The rest of the photos are from day two of the workshop. Fog rising up from the Pacifica bay, cigarettes, wine, and cute boots.
Instant film workshop by artist Chloe Aftel (please promise to check out her work):
LOVE the photo fellow workshopper Becka Robinson took of me (second photo from the left in the middle row):
Noa & Anne Sage (blogger/editor/stylist/what doesn’t she do) of City Sage and Rue Magazine checking out some photos Noa took of the style shoot set up for the day (Anne also gave a talk on using social media to our advantage):
A few shots I took of the gorgeous style shoot:
And these last two pics are from a stop on the drive back from the workshop. I gave a ride to one of the other workshoppers Sam, to her hotel and on the way, we were both compelled to get out and enjoy this view for a moment:

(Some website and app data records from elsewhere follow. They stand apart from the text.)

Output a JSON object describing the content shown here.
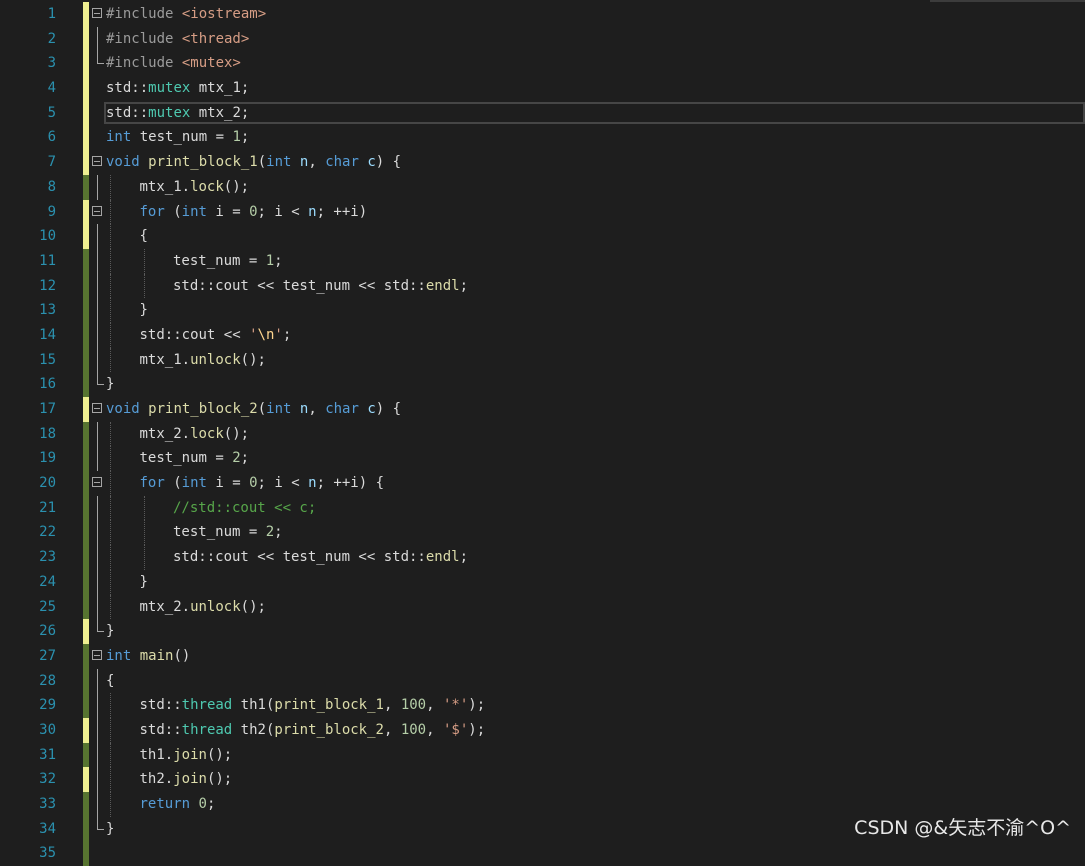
{
  "watermark": "CSDN @&矢志不渝^O^",
  "lines": [
    {
      "n": "1",
      "mark": "yellow",
      "fold": "open",
      "indent": 0,
      "tokens": [
        [
          "pp",
          "#include "
        ],
        [
          "inc",
          "<iostream>"
        ]
      ]
    },
    {
      "n": "2",
      "mark": "yellow",
      "fold": "bar",
      "indent": 0,
      "tokens": [
        [
          "pp",
          "#include "
        ],
        [
          "inc",
          "<thread>"
        ]
      ]
    },
    {
      "n": "3",
      "mark": "yellow",
      "fold": "end",
      "indent": 0,
      "tokens": [
        [
          "pp",
          "#include "
        ],
        [
          "inc",
          "<mutex>"
        ]
      ]
    },
    {
      "n": "4",
      "mark": "yellow",
      "fold": "",
      "indent": 0,
      "tokens": [
        [
          "var",
          "std::"
        ],
        [
          "ty",
          "mutex"
        ],
        [
          "var",
          " mtx_1;"
        ]
      ]
    },
    {
      "n": "5",
      "mark": "yellow",
      "fold": "",
      "indent": 0,
      "current": true,
      "tokens": [
        [
          "var",
          "std::"
        ],
        [
          "ty",
          "mutex"
        ],
        [
          "var",
          " mtx_2;"
        ]
      ]
    },
    {
      "n": "6",
      "mark": "yellow",
      "fold": "",
      "indent": 0,
      "tokens": [
        [
          "kw",
          "int"
        ],
        [
          "var",
          " test_num = "
        ],
        [
          "num",
          "1"
        ],
        [
          "var",
          ";"
        ]
      ]
    },
    {
      "n": "7",
      "mark": "yellow",
      "fold": "open",
      "indent": 0,
      "tokens": [
        [
          "kw",
          "void"
        ],
        [
          "var",
          " "
        ],
        [
          "fn",
          "print_block_1"
        ],
        [
          "var",
          "("
        ],
        [
          "kw",
          "int"
        ],
        [
          "par",
          " n"
        ],
        [
          "var",
          ", "
        ],
        [
          "kw",
          "char"
        ],
        [
          "par",
          " c"
        ],
        [
          "var",
          ") {"
        ]
      ]
    },
    {
      "n": "8",
      "mark": "green",
      "fold": "bar",
      "indent": 1,
      "tokens": [
        [
          "var",
          "mtx_1."
        ],
        [
          "fn",
          "lock"
        ],
        [
          "var",
          "();"
        ]
      ]
    },
    {
      "n": "9",
      "mark": "yellow",
      "fold": "open2",
      "indent": 1,
      "tokens": [
        [
          "kw",
          "for"
        ],
        [
          "var",
          " ("
        ],
        [
          "kw",
          "int"
        ],
        [
          "var",
          " i = "
        ],
        [
          "num",
          "0"
        ],
        [
          "var",
          "; i < "
        ],
        [
          "par",
          "n"
        ],
        [
          "var",
          "; ++i)"
        ]
      ]
    },
    {
      "n": "10",
      "mark": "yellow",
      "fold": "bar",
      "indent": 1,
      "tokens": [
        [
          "var",
          "{"
        ]
      ]
    },
    {
      "n": "11",
      "mark": "green",
      "fold": "bar",
      "indent": 2,
      "tokens": [
        [
          "var",
          "test_num = "
        ],
        [
          "num",
          "1"
        ],
        [
          "var",
          ";"
        ]
      ]
    },
    {
      "n": "12",
      "mark": "green",
      "fold": "bar",
      "indent": 2,
      "tokens": [
        [
          "var",
          "std::cout << test_num << std::"
        ],
        [
          "fn",
          "endl"
        ],
        [
          "var",
          ";"
        ]
      ]
    },
    {
      "n": "13",
      "mark": "green",
      "fold": "bar",
      "indent": 1,
      "tokens": [
        [
          "var",
          "}"
        ]
      ]
    },
    {
      "n": "14",
      "mark": "green",
      "fold": "bar",
      "indent": 1,
      "tokens": [
        [
          "var",
          "std::cout << "
        ],
        [
          "str",
          "'"
        ],
        [
          "esc",
          "\\n"
        ],
        [
          "str",
          "'"
        ],
        [
          "var",
          ";"
        ]
      ]
    },
    {
      "n": "15",
      "mark": "green",
      "fold": "bar",
      "indent": 1,
      "tokens": [
        [
          "var",
          "mtx_1."
        ],
        [
          "fn",
          "unlock"
        ],
        [
          "var",
          "();"
        ]
      ]
    },
    {
      "n": "16",
      "mark": "green",
      "fold": "end",
      "indent": 0,
      "tokens": [
        [
          "var",
          "}"
        ]
      ]
    },
    {
      "n": "17",
      "mark": "yellow",
      "fold": "open",
      "indent": 0,
      "tokens": [
        [
          "kw",
          "void"
        ],
        [
          "var",
          " "
        ],
        [
          "fn",
          "print_block_2"
        ],
        [
          "var",
          "("
        ],
        [
          "kw",
          "int"
        ],
        [
          "par",
          " n"
        ],
        [
          "var",
          ", "
        ],
        [
          "kw",
          "char"
        ],
        [
          "par",
          " c"
        ],
        [
          "var",
          ") {"
        ]
      ]
    },
    {
      "n": "18",
      "mark": "green",
      "fold": "bar",
      "indent": 1,
      "tokens": [
        [
          "var",
          "mtx_2."
        ],
        [
          "fn",
          "lock"
        ],
        [
          "var",
          "();"
        ]
      ]
    },
    {
      "n": "19",
      "mark": "green",
      "fold": "bar",
      "indent": 1,
      "tokens": [
        [
          "var",
          "test_num = "
        ],
        [
          "num",
          "2"
        ],
        [
          "var",
          ";"
        ]
      ]
    },
    {
      "n": "20",
      "mark": "green",
      "fold": "open2",
      "indent": 1,
      "tokens": [
        [
          "kw",
          "for"
        ],
        [
          "var",
          " ("
        ],
        [
          "kw",
          "int"
        ],
        [
          "var",
          " i = "
        ],
        [
          "num",
          "0"
        ],
        [
          "var",
          "; i < "
        ],
        [
          "par",
          "n"
        ],
        [
          "var",
          "; ++i) {"
        ]
      ]
    },
    {
      "n": "21",
      "mark": "green",
      "fold": "bar",
      "indent": 2,
      "tokens": [
        [
          "cm",
          "//std::cout << c;"
        ]
      ]
    },
    {
      "n": "22",
      "mark": "green",
      "fold": "bar",
      "indent": 2,
      "tokens": [
        [
          "var",
          "test_num = "
        ],
        [
          "num",
          "2"
        ],
        [
          "var",
          ";"
        ]
      ]
    },
    {
      "n": "23",
      "mark": "green",
      "fold": "bar",
      "indent": 2,
      "tokens": [
        [
          "var",
          "std::cout << test_num << std::"
        ],
        [
          "fn",
          "endl"
        ],
        [
          "var",
          ";"
        ]
      ]
    },
    {
      "n": "24",
      "mark": "green",
      "fold": "bar",
      "indent": 1,
      "tokens": [
        [
          "var",
          "}"
        ]
      ]
    },
    {
      "n": "25",
      "mark": "green",
      "fold": "bar",
      "indent": 1,
      "tokens": [
        [
          "var",
          "mtx_2."
        ],
        [
          "fn",
          "unlock"
        ],
        [
          "var",
          "();"
        ]
      ]
    },
    {
      "n": "26",
      "mark": "yellow",
      "fold": "end",
      "indent": 0,
      "tokens": [
        [
          "var",
          "}"
        ]
      ]
    },
    {
      "n": "27",
      "mark": "green",
      "fold": "open",
      "indent": 0,
      "tokens": [
        [
          "kw",
          "int"
        ],
        [
          "var",
          " "
        ],
        [
          "fn",
          "main"
        ],
        [
          "var",
          "()"
        ]
      ]
    },
    {
      "n": "28",
      "mark": "green",
      "fold": "bar",
      "indent": 0,
      "tokens": [
        [
          "var",
          "{"
        ]
      ]
    },
    {
      "n": "29",
      "mark": "green",
      "fold": "bar",
      "indent": 1,
      "tokens": [
        [
          "var",
          "std::"
        ],
        [
          "ty",
          "thread"
        ],
        [
          "var",
          " th1("
        ],
        [
          "fn",
          "print_block_1"
        ],
        [
          "var",
          ", "
        ],
        [
          "num",
          "100"
        ],
        [
          "var",
          ", "
        ],
        [
          "str",
          "'*'"
        ],
        [
          "var",
          ");"
        ]
      ]
    },
    {
      "n": "30",
      "mark": "yellow",
      "fold": "bar",
      "indent": 1,
      "tokens": [
        [
          "var",
          "std::"
        ],
        [
          "ty",
          "thread"
        ],
        [
          "var",
          " th2("
        ],
        [
          "fn",
          "print_block_2"
        ],
        [
          "var",
          ", "
        ],
        [
          "num",
          "100"
        ],
        [
          "var",
          ", "
        ],
        [
          "str",
          "'$'"
        ],
        [
          "var",
          ");"
        ]
      ]
    },
    {
      "n": "31",
      "mark": "green",
      "fold": "bar",
      "indent": 1,
      "tokens": [
        [
          "var",
          "th1."
        ],
        [
          "fn",
          "join"
        ],
        [
          "var",
          "();"
        ]
      ]
    },
    {
      "n": "32",
      "mark": "yellow",
      "fold": "bar",
      "indent": 1,
      "tokens": [
        [
          "var",
          "th2."
        ],
        [
          "fn",
          "join"
        ],
        [
          "var",
          "();"
        ]
      ]
    },
    {
      "n": "33",
      "mark": "green",
      "fold": "bar",
      "indent": 1,
      "tokens": [
        [
          "kw",
          "return"
        ],
        [
          "var",
          " "
        ],
        [
          "num",
          "0"
        ],
        [
          "var",
          ";"
        ]
      ]
    },
    {
      "n": "34",
      "mark": "green",
      "fold": "end",
      "indent": 0,
      "tokens": [
        [
          "var",
          "}"
        ]
      ]
    },
    {
      "n": "35",
      "mark": "green",
      "fold": "",
      "indent": 0,
      "tokens": []
    }
  ]
}
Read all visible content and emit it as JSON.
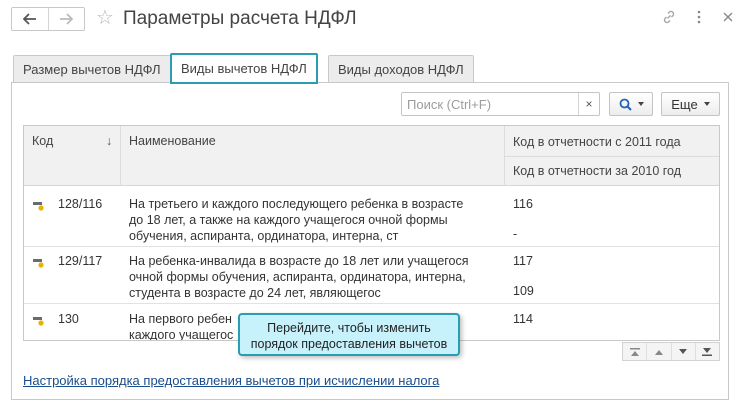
{
  "header": {
    "title": "Параметры расчета НДФЛ",
    "back_icon": "arrow-left-icon",
    "forward_icon": "arrow-right-icon",
    "favorite_icon": "star-icon",
    "link_icon": "link-icon",
    "more_icon": "vertical-dots-icon",
    "close_icon": "close-icon"
  },
  "tabs": [
    {
      "label": "Размер вычетов НДФЛ",
      "active": false
    },
    {
      "label": "Виды вычетов НДФЛ",
      "active": true
    },
    {
      "label": "Виды доходов НДФЛ",
      "active": false
    }
  ],
  "toolbar": {
    "search_placeholder": "Поиск (Ctrl+F)",
    "search_value": "",
    "clear_label": "×",
    "find_icon": "search-icon",
    "more_label": "Еще"
  },
  "table": {
    "columns": {
      "code": "Код",
      "sort_indicator": "↓",
      "name": "Наименование",
      "code_2011": "Код в отчетности с 2011 года",
      "code_2010": "Код в отчетности за 2010 год"
    },
    "rows": [
      {
        "code": "128/116",
        "name": "На третьего и каждого последующего ребенка в возрасте до 18 лет, а также на каждого учащегося очной формы обучения, аспиранта, ординатора, интерна, ст",
        "name_lines": [
          "На третьего и каждого последующего ребенка в возрасте",
          "до 18 лет, а также на каждого учащегося очной формы",
          "обучения, аспиранта, ординатора, интерна, ст"
        ],
        "code_2011": "116",
        "code_2010": "-"
      },
      {
        "code": "129/117",
        "name": "На ребенка-инвалида в возрасте до 18 лет или учащегося очной формы обучения, аспиранта, ординатора, интерна, студента в возрасте до 24 лет, являющегос",
        "name_lines": [
          "На ребенка-инвалида в возрасте до 18 лет или учащегося",
          "очной формы обучения, аспиранта, ординатора, интерна,",
          "студента в возрасте до 24 лет, являющегос"
        ],
        "code_2011": "117",
        "code_2010": "109"
      },
      {
        "code": "130",
        "name_lines": [
          "На первого ребен",
          "каждого учащегос"
        ],
        "code_2011": "114",
        "code_2010": ""
      }
    ]
  },
  "tooltip": {
    "lines": [
      "Перейдите, чтобы изменить",
      "порядок предоставления вычетов"
    ]
  },
  "move_buttons": [
    "move-first-icon",
    "move-up-icon",
    "move-down-icon",
    "move-last-icon"
  ],
  "footer_link": "Настройка порядка предоставления вычетов при исчислении налога",
  "colors": {
    "accent": "#2a9db0",
    "tooltip_bg": "#c7f1fb",
    "link": "#1a4d8c",
    "row_icon": "#e4b400"
  }
}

This excellent photo of me is by Sam, check out her other work at Shutter Sam Photography:
And that’s my workshop story. Obviously I want to thank Noa for sharing her invaluable experiences and all the other presenters/teachers, but I also want to thank every other single person who attended the workshop for making me feel like part of something. I, along with most other people I think, have a deep desire to be liked and understood and participating in this workshop with you really helped me feel like that was happening. It was an experience that was greater than the sum of all its individual parts. Finally, a huge thanks to Stacy, Noa’s assistant who made the workshop and whole weekend flow seamlessly.
By the way, I think “Pirate in the Water”, is my favorite track on the new Santigold album. (I’ve listened to Master of My Make-Believe about a million times as I’ve written this post so I am kind of an expert now.)